Opinions varied as to whether or not Bill C-22 addresses all of the concerns with the present Divorce Act. Generally, women expressed concern about the elimination of the terms custody and access, about the narrow definition of family violence to include physical violence only, about the ongoing emphasis on alternative dispute resolution and about the lack of commitment to money to support legal aid and other court supports for women and children. On the other hand, women were very happy to see that the bill does not introduce a legal presumption in favour of shared parenting and that it does provide criteria for the application of the best interests of the child test.
Bill C-22 had passed Second Reading and had been sent to the Standing Committee on Justice and Human Rights for hearings, before returning to the House of Commons for Third (and final) Reading.
However, the House of Commons had prorogued, thereby ending this session of Parliament. As a result, all Bills on the Order Paper (including BillC-22) have died.
When the House reconvenes, it will do so with a new Leader of the Liberal Party. The Cabinet is likely to undergo considerable change; and the Liberals will be focused on the next election.
The Divorce Act needs amendment, and with the death of C-22, the government will need to move at some point to create new legislation to speak to this. However, it is difficult to predict what priority a Paul Martin government will give to this issue. It is also difficult to predict what approach it would take to such reforms.
Women across Canada are clearly very concerned about the way in which custody and access are dealt with in the courts. Even in this time of uncertainty about the future of the Bill, we need to continue to speak to politicians, the media and the public about the necessity of reforming the Divorce Act to ensure it reflects the interests and rights of women and children.

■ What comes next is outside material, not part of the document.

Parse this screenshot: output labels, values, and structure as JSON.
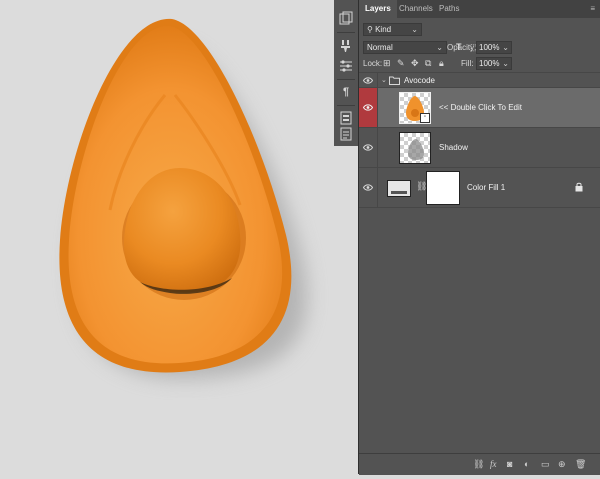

Please keep in touch with NAWL via our Web site for ongoing updates on Bill C-22 and by email to firstname.lastname@example.org to let us know what is happening in your community.
Pamela Cross is a feminist lawyer working as the Legal Director of the Metropolitan Action Committee on Violence Against Women and Children and the Ontario Women’s Justice Network. She is presently serving as NAWL’s Family Law Reform Coordinator, and has been actively involved with custody and access law reform for many years.